The leader of the Texas House’s Republican caucus blamed Democrats for sinking legislation Monday night that would have paid for a state water infrastructure fund.
But a rogue member of the GOP might have had a hand in taking down the water bill.
“This week, the Texas House Democrats killed the most important piece of water legislation the Texas Legislature has considered in 50 years,” Chairman Brandon Creighton, R-Conroe, said in a statement on Wednesday. “The bill would have funded the 2012 Texas water plan and set up long-term funding for water for the first time in Texas history. The Democrats defeated the effort on a technicality to pressure the Texas House to increase funding to public education.”
Creighton pointed the finger at Democrats and state Rep. Sylvester Turner, D-Houston, who called the parliamentary point of order that killed House Bill 11.
Unmentioned was state Rep. David Simpson, a tea party Republican from Longview in East Texas. About a week ago, Simpson said, he noticed a line in the House rule book that forbids the transfer of money from the state’s general revenue fund to another account in the first 118 days of the session. The water bill fit that description.
“All I did was bring the news that what was happening was not in line with the rules,” Simpson said. “Those in opposition to the bill were certainly interested and grateful. Sylvester had personal experience with the point and argued it successfully.”
Turner, one of the House’s more eloquent speakers, didn’t give Simpson credit during the debate, and said later the bill-killer was his own. He added: “I’m probably not the only one who had that point of order.”
House Democrats and Simpson may have been united in their desire to kill the water bill by state Rep. Allan Ritter, R-Nederland, but their motivations differed greatly.
The water bill would have set aside $2 billion from the state’s rainy day fund to pay for water projects. Democrats opposed it because they want an additional $2 billion for public education, which bore the brunt of state budget cuts in 2011 amid an economic downturn.

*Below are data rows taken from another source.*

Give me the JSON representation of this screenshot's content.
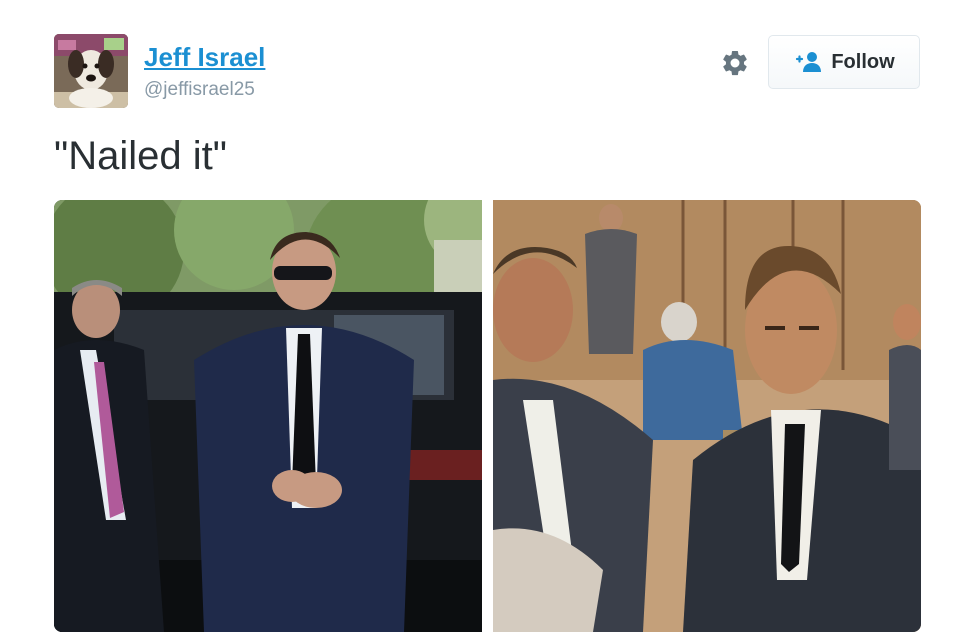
{
  "author": {
    "name": "Jeff Israel",
    "handle": "@jeffisrael25"
  },
  "actions": {
    "settings_icon": "gear-icon",
    "follow_icon": "add-user-icon",
    "follow_label": "Follow"
  },
  "tweet": {
    "text": "\"Nailed it\""
  },
  "media": [
    {
      "kind": "photo",
      "subject": "photo"
    },
    {
      "kind": "illustration",
      "subject": "courtroom sketch"
    }
  ],
  "colors": {
    "link_blue": "#1b8fd2",
    "handle_gray": "#8899a6",
    "text_dark": "#292f33"
  }
}
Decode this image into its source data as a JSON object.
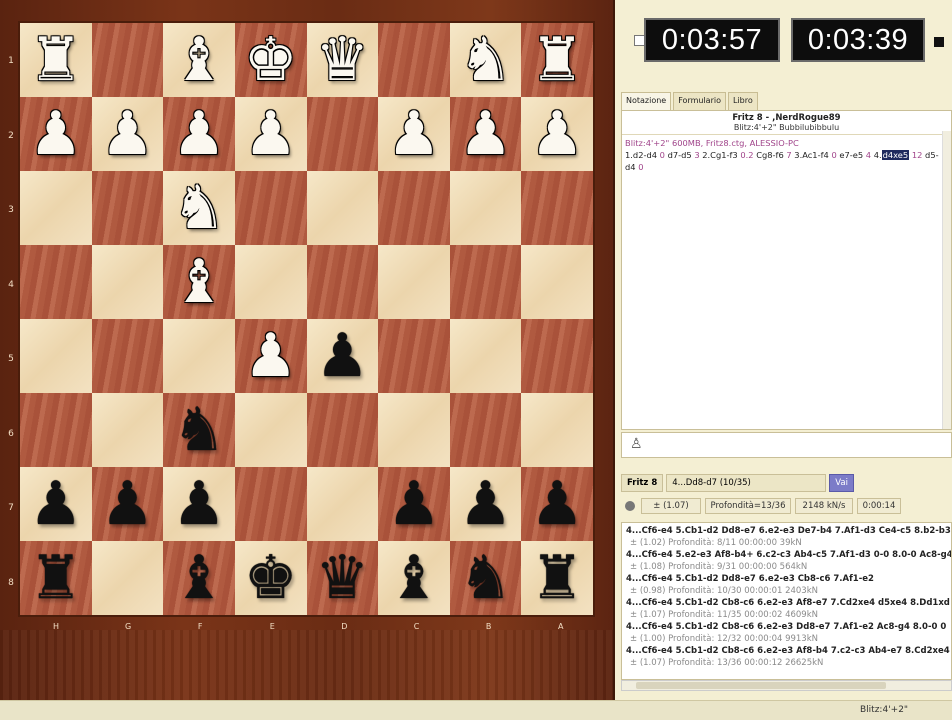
{
  "clocks": {
    "left": "0:03:57",
    "right": "0:03:39"
  },
  "tabs": [
    "Notazione",
    "Formulario",
    "Libro"
  ],
  "notation": {
    "title": "Fritz 8 - ,NerdRogue89",
    "subtitle": "Blitz:4'+2\" Bubbilubibbulu",
    "info": "Blitz:4'+2\"  600MB, Fritz8.ctg, ALESSIO-PC",
    "moves": [
      {
        "n": "1.",
        "m": "d2-d4",
        "t": "0"
      },
      {
        "m": "d7-d5",
        "t": "3"
      },
      {
        "n": "2.",
        "m": "Cg1-f3",
        "t": "0.2"
      },
      {
        "m": "Cg8-f6",
        "t": "7"
      },
      {
        "n": "3.",
        "m": "Ac1-f4",
        "t": "0"
      },
      {
        "m": "e7-e5",
        "t": "4"
      },
      {
        "n": "4.",
        "m": "d4xe5",
        "t": "12",
        "hl": true
      },
      {
        "m": "d5-d4",
        "t": "0"
      }
    ]
  },
  "engine": {
    "name": "Fritz 8",
    "current": "4...Dd8-d7 (10/35)",
    "go_label": "Vai",
    "eval": "± (1.07)",
    "depth": "Profondità=13/36",
    "speed": "2148 kN/s",
    "time": "0:00:14",
    "lines": [
      {
        "moves": "4...Cf6-e4 5.Cb1-d2 Dd8-e7 6.e2-e3 De7-b4 7.Af1-d3 Ce4-c5 8.b2-b3",
        "info": "± (1.02)  Profondità: 8/11  00:00:00  39kN"
      },
      {
        "moves": "4...Cf6-e4 5.e2-e3 Af8-b4+ 6.c2-c3 Ab4-c5 7.Af1-d3 0-0 8.0-0 Ac8-g4",
        "info": "± (1.08)  Profondità: 9/31  00:00:00  564kN"
      },
      {
        "moves": "4...Cf6-e4 5.Cb1-d2 Dd8-e7 6.e2-e3 Cb8-c6 7.Af1-e2",
        "info": "± (0.98)  Profondità: 10/30  00:00:01  2403kN"
      },
      {
        "moves": "4...Cf6-e4 5.Cb1-d2 Cb8-c6 6.e2-e3 Af8-e7 7.Cd2xe4 d5xe4 8.Dd1xd",
        "info": "± (1.07)  Profondità: 11/35  00:00:02  4609kN"
      },
      {
        "moves": "4...Cf6-e4 5.Cb1-d2 Cb8-c6 6.e2-e3 Dd8-e7 7.Af1-e2 Ac8-g4 8.0-0 0",
        "info": "± (1.00)  Profondità: 12/32  00:00:04  9913kN"
      },
      {
        "moves": "4...Cf6-e4 5.Cb1-d2 Cb8-c6 6.e2-e3 Af8-b4 7.c2-c3 Ab4-e7 8.Cd2xe4",
        "info": "± (1.07)  Profondità: 13/36  00:00:12  26625kN"
      }
    ]
  },
  "status": "Blitz:4'+2\"",
  "board": {
    "ranks": [
      "1",
      "2",
      "3",
      "4",
      "5",
      "6",
      "7",
      "8"
    ],
    "files": [
      "H",
      "G",
      "F",
      "E",
      "D",
      "C",
      "B",
      "A"
    ],
    "rows": [
      [
        "wR",
        "",
        "wB",
        "wK",
        "wQ",
        "",
        "wN",
        "wR"
      ],
      [
        "wP",
        "wP",
        "wP",
        "wP",
        "",
        "wP",
        "wP",
        "wP"
      ],
      [
        "",
        "",
        "wN",
        "",
        "",
        "",
        "",
        ""
      ],
      [
        "",
        "",
        "wB",
        "",
        "",
        "",
        "",
        ""
      ],
      [
        "",
        "",
        "",
        "wP",
        "bP",
        "",
        "",
        ""
      ],
      [
        "",
        "",
        "bN",
        "",
        "",
        "",
        "",
        ""
      ],
      [
        "bP",
        "bP",
        "bP",
        "",
        "",
        "bP",
        "bP",
        "bP"
      ],
      [
        "bR",
        "",
        "bB",
        "bK",
        "bQ",
        "bB",
        "bN",
        "bR"
      ]
    ]
  },
  "colors": {
    "accent": "#1e2a5e",
    "go_button": "#7c7cc8",
    "dark_square": "#b25d44",
    "light_square": "#f1dfbd"
  }
}
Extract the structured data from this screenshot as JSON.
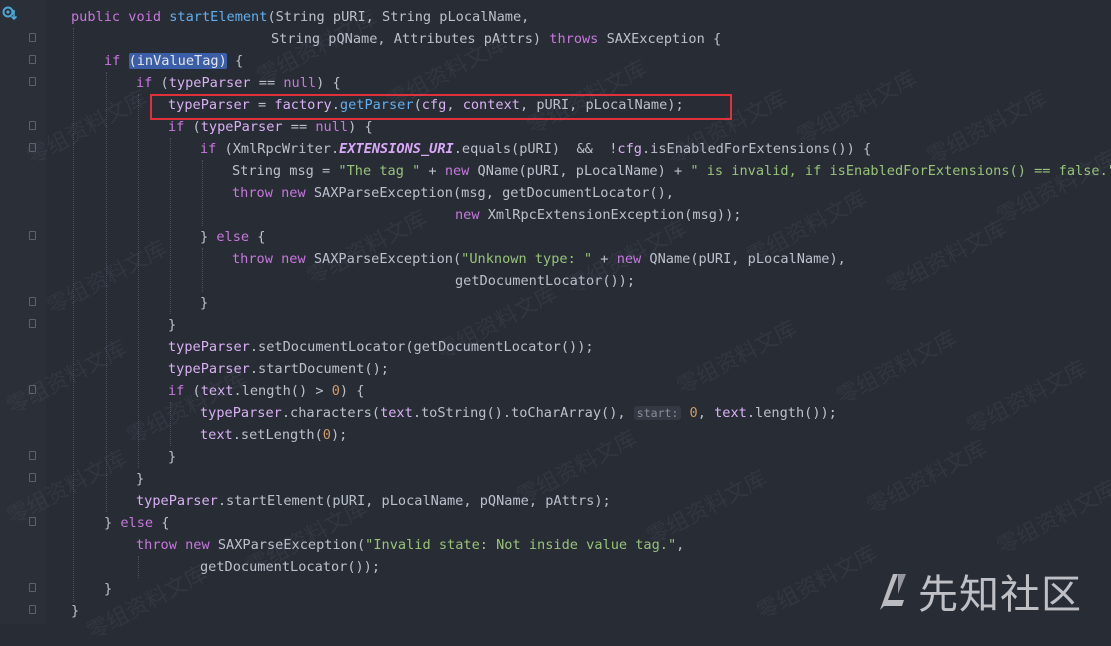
{
  "editor": {
    "method": {
      "modifiers": "public void",
      "name": "startElement",
      "params_a": "(String pURI, String pLocalName,",
      "params_b": "String pQName, Attributes pAttrs)",
      "throws": "throws",
      "exc": "SAXException {"
    },
    "tokens": {
      "if": "if",
      "else": "else",
      "throw": "throw",
      "new": "new",
      "null": "null",
      "inValueTag": "inValueTag",
      "typeParser": "typeParser",
      "factory": "factory",
      "cfg": "cfg",
      "context": "context",
      "text": "text",
      "extensions_uri": "EXTENSIONS_URI",
      "zero": "0"
    },
    "strings": {
      "tag": "\"The tag \"",
      "invalid": "\" is invalid, if isEnabledForExtensions() == false.\"",
      "unknown": "\"Unknown type: \"",
      "state": "\"Invalid state: Not inside value tag.\""
    },
    "hint": "start:"
  },
  "watermark": {
    "text": "零组资料文库"
  },
  "brand": {
    "logo_icon": "xianzhi-logo-icon",
    "text": "先知社区"
  }
}
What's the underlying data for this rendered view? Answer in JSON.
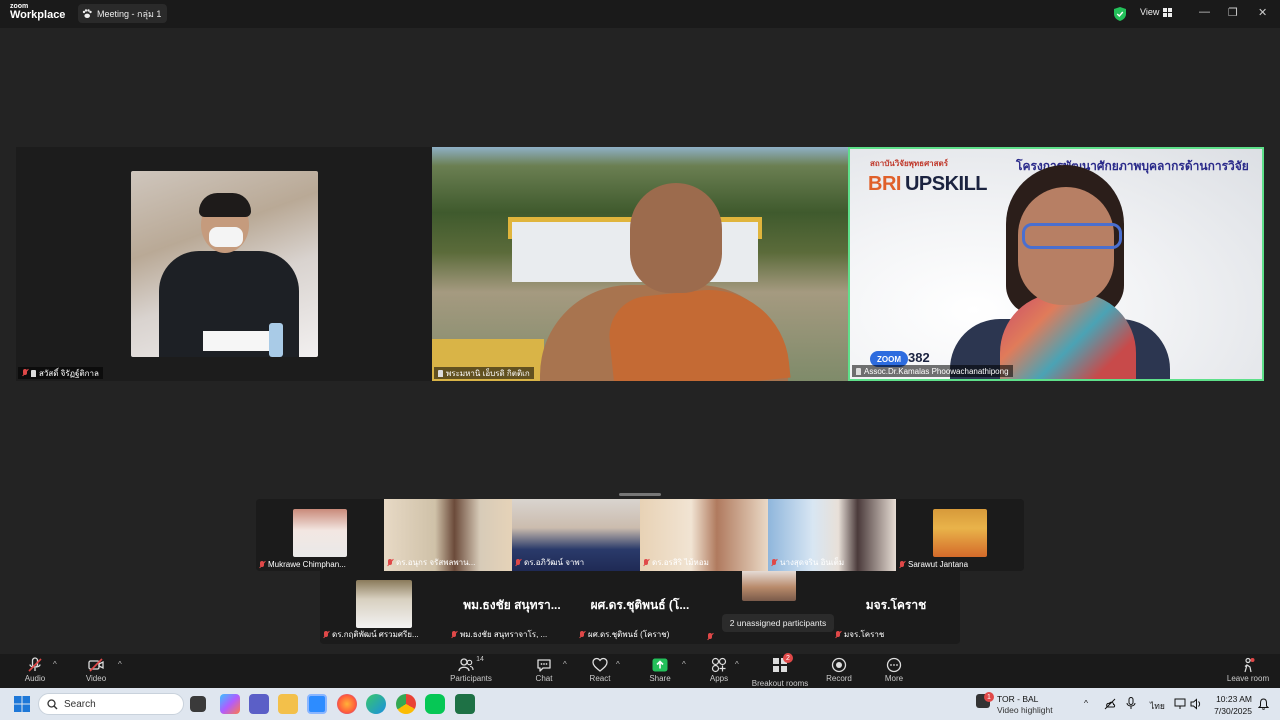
{
  "titlebar": {
    "logo_line1": "zoom",
    "logo_line2": "Workplace",
    "meeting_tab": "Meeting - กลุ่ม 1",
    "view_label": "View"
  },
  "main_tiles": [
    {
      "name": "สวัสดิ์ จิรัฏฐ์ติกาล"
    },
    {
      "name": "พระมหานิ เอ็บรดิ กิตติเก"
    },
    {
      "name": "Assoc.Dr.Kamalas Phoowachanathipong"
    }
  ],
  "slide": {
    "org": "สถาบันวิจัยพุทธศาสตร์",
    "logo_bri": "BRI",
    "logo_upskill": "UPSKILL",
    "project_title": "โครงการพัฒนาศักยภาพบุคลากรด้านการวิจัย",
    "zoom_badge": "ZOOM",
    "zoom_number": "382"
  },
  "strip_row1": [
    {
      "name": "Mukrawe Chimphan..."
    },
    {
      "name": "ดร.อนุกร จรัสพลพาน..."
    },
    {
      "name": "ดร.อภิวัฒน์ จาพา"
    },
    {
      "name": "ดร.อรสิริ ไม้หอม"
    },
    {
      "name": "นางสุดจริน อินเต็ม"
    },
    {
      "name": "Sarawut Jantana"
    }
  ],
  "strip_row2": [
    {
      "name": "ดร.กฤติพัฒน์ ศรวมศรีย..."
    },
    {
      "big": "พม.ธงชัย สนุทรา...",
      "name": "พม.ธงชัย สนุทราจาโร, ..."
    },
    {
      "big": "ผศ.ดร.ชุติพนธ์ (โ...",
      "name": "ผศ.ดร.ชุติพนธ์ (โคราช)"
    },
    {
      "name": ""
    },
    {
      "big": "มจร.โคราช",
      "name": "มจร.โคราช"
    }
  ],
  "tooltip": "2 unassigned participants",
  "toolbar": {
    "audio": "Audio",
    "video": "Video",
    "participants": "Participants",
    "participants_count": "14",
    "chat": "Chat",
    "react": "React",
    "share": "Share",
    "apps": "Apps",
    "breakout": "Breakout rooms",
    "breakout_badge": "2",
    "record": "Record",
    "more": "More",
    "leave": "Leave room"
  },
  "taskbar": {
    "search_placeholder": "Search",
    "notif_title": "TOR - BAL",
    "notif_sub": "Video highlight",
    "notif_badge": "1",
    "lang": "ไทย",
    "time": "10:23 AM",
    "date": "7/30/2025"
  },
  "colors": {
    "accent_green": "#5ee08a",
    "mute_red": "#e04848",
    "share_green": "#23c05a"
  }
}
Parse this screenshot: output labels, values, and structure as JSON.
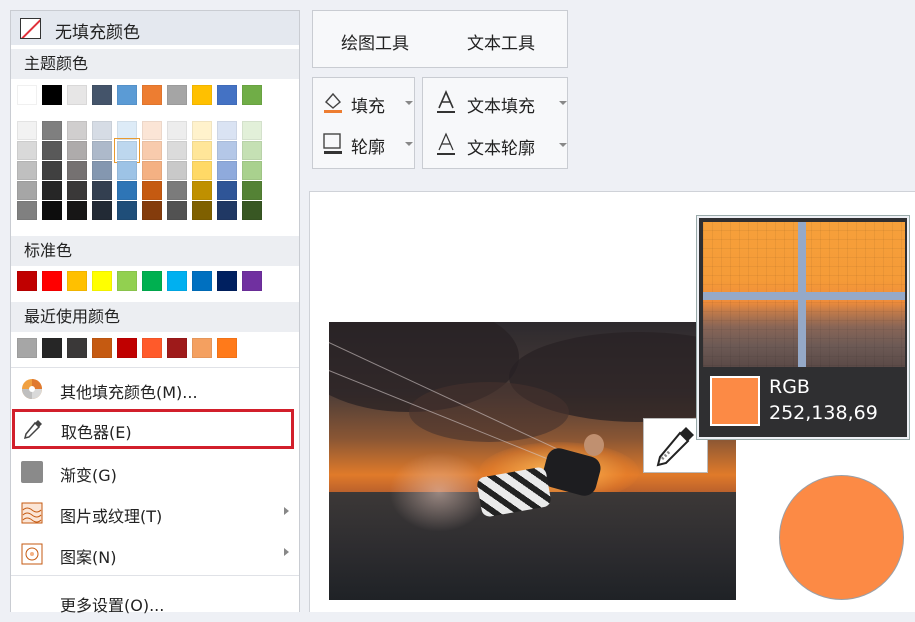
{
  "menu": {
    "no_fill_label": "无填充颜色",
    "theme_colors_label": "主题颜色",
    "theme_colors": [
      "#ffffff",
      "#000000",
      "#e7e6e6",
      "#44546a",
      "#5b9bd5",
      "#ed7d31",
      "#a5a5a5",
      "#ffc000",
      "#4472c4",
      "#70ad47"
    ],
    "theme_shades": [
      [
        "#f2f2f2",
        "#d9d9d9",
        "#bfbfbf",
        "#a6a6a6",
        "#808080"
      ],
      [
        "#7f7f7f",
        "#595959",
        "#404040",
        "#262626",
        "#0d0d0d"
      ],
      [
        "#d0cece",
        "#aeabab",
        "#757171",
        "#3a3838",
        "#171616"
      ],
      [
        "#d6dce5",
        "#adb9ca",
        "#8497b0",
        "#333f50",
        "#222a35"
      ],
      [
        "#ddebf7",
        "#bdd7ee",
        "#9dc3e6",
        "#2e75b6",
        "#1f4e79"
      ],
      [
        "#fbe5d6",
        "#f8cbad",
        "#f4b183",
        "#c55a11",
        "#843c0c"
      ],
      [
        "#ededed",
        "#dbdbdb",
        "#c9c9c9",
        "#7b7b7b",
        "#525252"
      ],
      [
        "#fff2cc",
        "#ffe699",
        "#ffd966",
        "#bf9000",
        "#7f6000"
      ],
      [
        "#dae3f3",
        "#b4c7e7",
        "#8faadc",
        "#2f5597",
        "#203864"
      ],
      [
        "#e2f0d9",
        "#c5e0b4",
        "#a9d18e",
        "#548235",
        "#385723"
      ]
    ],
    "standard_colors_label": "标准色",
    "standard_colors": [
      "#c00000",
      "#ff0000",
      "#ffc000",
      "#ffff00",
      "#92d050",
      "#00b050",
      "#00b0f0",
      "#0070c0",
      "#002060",
      "#7030a0"
    ],
    "recent_colors_label": "最近使用颜色",
    "recent_colors": [
      "#a6a6a6",
      "#262626",
      "#3a3838",
      "#c55a11",
      "#c00000",
      "#ff5a2a",
      "#9e1a1a",
      "#f4a060",
      "#ff7a1a"
    ],
    "items": {
      "more_fill": "其他填充颜色(M)...",
      "eyedropper": "取色器(E)",
      "gradient": "渐变(G)",
      "picture_texture": "图片或纹理(T)",
      "pattern": "图案(N)",
      "more_settings": "更多设置(O)..."
    }
  },
  "toolbar": {
    "tabs": [
      "绘图工具",
      "文本工具"
    ],
    "fill": "填充",
    "outline": "轮廓",
    "text_fill": "文本填充",
    "text_outline": "文本轮廓"
  },
  "magnifier": {
    "label": "RGB",
    "value": "252,138,69",
    "color": "#fc8a45"
  },
  "shape": {
    "fill": "#fc8a45"
  }
}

Simpson doesn’t want to tap into the rainy day fund at all. And he doesn’t think the state should be in the business of funding municipalities’ water projects.
“Capital for long-term water projects is already available at attractive rates from private sources,” Simpson said. “There’s no necessity for the state to enter the banking business.”
Creighton credits bill-killing parliamentary procedures only to the members who calls them. He didn’t comment further on any involvement by Simpson.
Ritter himself pronounced the water bill dead, but the Legislature still has other chances to pass it, such as attaching it to another piece of legislation. But first lawmakers will have to address Democrats’ and tea party Republicans’ concerns.